A LOT has been said and written about the falling standards of football in the domestic Premiership over the years.
Over the last few years, critics have been feasting on this narrative, saying the quality on display, in our top-flight league, has been poor and standards have been falling every season.
Some even blame that for the sharp decline in the attendance figures at matches during our Premiership games.
Only last Sunday, Rufaro hosted a battle between the country’s two biggest and most successful football clubs, Dynamos and Highlanders, in a Chibuku Super Cup showdown.
And, as we all clearly saw, the game did not attract the big crowd that used to be associated with the clashes between these two eternal rivals.
Of course, in an environment where the majority of football fans find themselves without a lot of disposable income to spend paying to watch football, week in and week out, it’s important to put things into context.
The case hasn’t also been helped by the fact that these two giants have had, by their high standards, a poor season in which they have been living in the shadows of other clubs.
But, to suggest that the game in the domestic Premiership is dead, or dying, as some critics have been claiming, is an exaggeration by merchants of doom.
Those who are on a crusade to just see the negatives, even where there are some positives, in this country, be it in our politics or in our sport.
The people who would even celebrate when the Warriors lose, because it suits their toxic narrative that they everything is falling apart in this country.
But, sport, has a funny way of fighting back against such prophets of doom.
Sport is about results and the performance of our two representatives, FC Platinum and Triangle, in the current CAF inter-club continental tournaments — the Champions League and the Confederation Cup — have shown that, contrary to the message from Doomsday prophets, our domestic Premiership isn’t a dead league.
There is still life in our top-flight league, despite all the decent players we have lost to the South African Premiership, the Zambian Super League and even the Tanzanian league.
That a club like Triangle, making their maiden appearance in the CAF Confederation Cup, can eliminate a team like Azam of Tanzania, whose financial muscle has seen them wooing players from Ghana, Uganda, Cameroon and Zambia, shows our top-flight league isn’t as dead as critics would want people to believe.
This is the same Azam FC that signed Bruce Kangwa from Highlanders, when he was probably the best player on the domestic front, and then added Donald Ngoma, who was one of the top strikers in the local Premiership, to their roaster.
But, for all their huge financial outlay, the Tanzanian side still failed to even score a single goal against Triangle, in both legs of their CAF Confederation Cup battle, in a clear indication that the Zimbabwean side was superior.
Now, if Triangle clear the next hurdle, they will qualify for the group stages of the Confederation Cup and that could see us having two clubs in the mini-league of the two CAF inter-club competitions, after FC Platinum again booked their place in the last 16 of the Champions League.

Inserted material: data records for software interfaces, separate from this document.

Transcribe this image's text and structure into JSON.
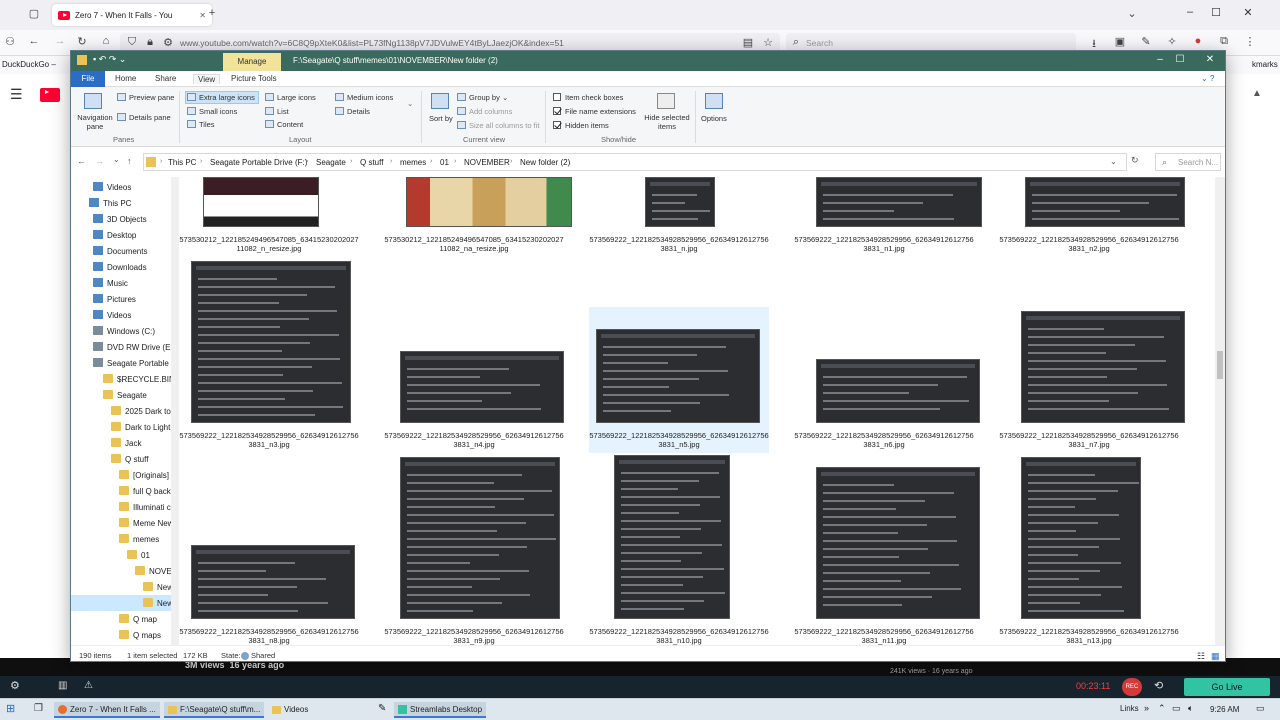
{
  "browser": {
    "tab_title": "Zero 7 - When It Falls - You",
    "new_tab": "+",
    "url": "www.youtube.com/watch?v=6C8Q9pXteK0&list=PL73fNg1138pV7JDVulwEY4tByLJaezjOK&index=51",
    "search_placeholder": "Search",
    "bookmark_left": "DuckDuckGo –",
    "bookmark_right": "kmarks",
    "minimize": "–",
    "maximize": "☐",
    "close": "✕"
  },
  "youtube": {
    "views": "3M views",
    "age": "16 years ago",
    "side_views": "241K views · 16 years ago"
  },
  "explorer": {
    "title_path": "F:\\Seagate\\Q stuff\\memes\\01\\NOVEMBER\\New folder (2)",
    "manage_tab": "Manage",
    "ribbon_tabs": {
      "file": "File",
      "home": "Home",
      "share": "Share",
      "view": "View",
      "picture_tools": "Picture Tools"
    },
    "panes": {
      "navigation_pane": "Navigation pane",
      "preview_pane": "Preview pane",
      "details_pane": "Details pane",
      "group_label": "Panes"
    },
    "layout": {
      "extra_large_icons": "Extra large icons",
      "large_icons": "Large icons",
      "medium_icons": "Medium icons",
      "small_icons": "Small icons",
      "list": "List",
      "details": "Details",
      "tiles": "Tiles",
      "content": "Content",
      "group_label": "Layout"
    },
    "current_view": {
      "sort_by": "Sort by",
      "group_by": "Group by",
      "add_columns": "Add columns",
      "size_all_columns": "Size all columns to fit",
      "group_label": "Current view"
    },
    "show_hide": {
      "item_check_boxes": "Item check boxes",
      "file_name_extensions": "File name extensions",
      "hidden_items": "Hidden items",
      "hide_selected": "Hide selected items",
      "options": "Options",
      "group_label": "Show/hide"
    },
    "breadcrumbs": [
      "This PC",
      "Seagate Portable Drive (F:)",
      "Seagate",
      "Q stuff",
      "memes",
      "01",
      "NOVEMBER",
      "New folder (2)"
    ],
    "search_placeholder": "Search N...",
    "nav_items": [
      {
        "label": "Videos",
        "icon": "videos-icon"
      },
      {
        "label": "This PC",
        "icon": "pc-icon"
      },
      {
        "label": "3D Objects",
        "icon": "objects-icon"
      },
      {
        "label": "Desktop",
        "icon": "desktop-icon"
      },
      {
        "label": "Documents",
        "icon": "documents-icon"
      },
      {
        "label": "Downloads",
        "icon": "downloads-icon"
      },
      {
        "label": "Music",
        "icon": "music-icon"
      },
      {
        "label": "Pictures",
        "icon": "pictures-icon"
      },
      {
        "label": "Videos",
        "icon": "videos-icon"
      },
      {
        "label": "Windows (C:)",
        "icon": "drive-icon"
      },
      {
        "label": "DVD RW Drive (E",
        "icon": "dvd-icon"
      },
      {
        "label": "Seagate Portable",
        "icon": "drive-icon"
      },
      {
        "label": "$RECYCLE.BIN",
        "icon": "folder-icon"
      },
      {
        "label": "Seagate",
        "icon": "folder-icon"
      },
      {
        "label": "2025 Dark to",
        "icon": "folder-icon"
      },
      {
        "label": "Dark to Light",
        "icon": "folder-icon"
      },
      {
        "label": "Jack",
        "icon": "folder-icon"
      },
      {
        "label": "Q stuff",
        "icon": "folder-icon"
      },
      {
        "label": "[Originals]",
        "icon": "folder-icon"
      },
      {
        "label": "full Q back",
        "icon": "folder-icon"
      },
      {
        "label": "Illuminati c",
        "icon": "folder-icon"
      },
      {
        "label": "Meme New",
        "icon": "folder-icon"
      },
      {
        "label": "memes",
        "icon": "folder-icon"
      },
      {
        "label": "01",
        "icon": "folder-icon"
      },
      {
        "label": "NOVEMB",
        "icon": "folder-icon"
      },
      {
        "label": "New fo",
        "icon": "folder-icon"
      },
      {
        "label": "New fo",
        "icon": "folder-icon"
      },
      {
        "label": "Q map",
        "icon": "folder-icon"
      },
      {
        "label": "Q maps",
        "icon": "folder-icon"
      }
    ],
    "files": [
      {
        "line1": "573530212_12218524949654708​5_63415230202027",
        "line2": "11082_n_resize.jpg",
        "kind": "photo"
      },
      {
        "line1": "573530212_12218524949654708​5_63415230202027",
        "line2": "11082_na_resize.jpg",
        "kind": "painting"
      },
      {
        "line1": "573569222_122182534928529956_62634912612756",
        "line2": "3831_n.jpg",
        "kind": "post"
      },
      {
        "line1": "573569222_122182534928529956_62634912612756",
        "line2": "3831_n1.jpg",
        "kind": "post"
      },
      {
        "line1": "573569222_122182534928529956_62634912612756",
        "line2": "3831_n2.jpg",
        "kind": "post"
      },
      {
        "line1": "573569222_122182534928529956_62634912612756",
        "line2": "3831_n3.jpg",
        "kind": "post"
      },
      {
        "line1": "573569222_122182534928529956_62634912612756",
        "line2": "3831_n4.jpg",
        "kind": "post"
      },
      {
        "line1": "573569222_122182534928529956_62634912612756",
        "line2": "3831_n5.jpg",
        "kind": "post"
      },
      {
        "line1": "573569222_122182534928529956_62634912612756",
        "line2": "3831_n6.jpg",
        "kind": "post"
      },
      {
        "line1": "573569222_122182534928529956_62634912612756",
        "line2": "3831_n7.jpg",
        "kind": "post"
      },
      {
        "line1": "573569222_122182534928529956_62634912612756",
        "line2": "3831_n8.jpg",
        "kind": "post"
      },
      {
        "line1": "573569222_122182534928529956_62634912612756",
        "line2": "3831_n9.jpg",
        "kind": "post"
      },
      {
        "line1": "573569222_122182534928529956_62634912612756",
        "line2": "3831_n10.jpg",
        "kind": "post"
      },
      {
        "line1": "573569222_122182534928529956_62634912612756",
        "line2": "3831_n11.jpg",
        "kind": "post"
      },
      {
        "line1": "573569222_122182534928529956_62634912612756",
        "line2": "3831_n13.jpg",
        "kind": "post"
      }
    ],
    "status": {
      "item_count": "190 items",
      "selected": "1 item selected",
      "size": "172 KB",
      "state_label": "State:",
      "state_value": "Shared"
    }
  },
  "streamlabs": {
    "timer": "00:23:11",
    "rec": "REC",
    "go_live": "Go Live"
  },
  "taskbar": {
    "items": [
      "Zero 7 - When It Falls ...",
      "F:\\Seagate\\Q stuff\\m...",
      "Videos",
      "Streamlabs Desktop"
    ],
    "links": "Links",
    "time": "9:26 AM"
  },
  "colors": {
    "explorer_titlebar": "#3a6a5e",
    "manage_tab": "#f3e39a",
    "file_tab": "#2a6cc6",
    "selection": "#cce8ff",
    "go_live": "#31c3a2"
  }
}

It’s the second straight season that the Zvishavane side will be playing in the group stages of the Champions League and, after CAPS United also featured at this level of the tournament two years ago, we are seeing our representatives regularly getting this far in the tournament.
When CAPS United eliminated five-time champions TP Mazembe two years ago, in a result that sent shockwaves across the continent, there were some people who thought that it was a fluke result, but the performances of FC Platinum and Triangle have shown that, indeed, our main league is strong.
For FC Platinum to keep doing so well, as booking a date with the continent’s heavyweights, especially against a background where they have lost a sizeable number of their best players to South African Premiership sides, is an indication of the strength of our top-flight league.
We have always felt that those who run our top-flight league are men of substance, and we are charmed by the fact that they continue to try and improve their league and their decision to stage a symposium, on Wednesday and Thursday, in Victoria Falls provides further confirmation that they have a commitment to keep improving the league.
Already, we have seen FIFA pledging their support for the PSL International Football Symposium by delegating their Safety and Security Manager, Lee Davidson to present on managing safety and security and sporting events.
He will join other football experts like Chief Legal Officer of the Swiss Football League, Marc Juillerat, General Legal Counsel for the South African Premier Soccer League, Michael Murphy, World Leagues Forum General Secretary, Jerome Perlemuter, and the LaLiga Global Network Delegate in South Africa, Enrique Suay, at the symposium.
This is how we should be managing our football, and concentrating on improving its brand, and we are happy to see that the PSL is doing just that and the results on the pitch, especially when it comes to the CAF inter-club competitions, are also showing we are moving in the right direction.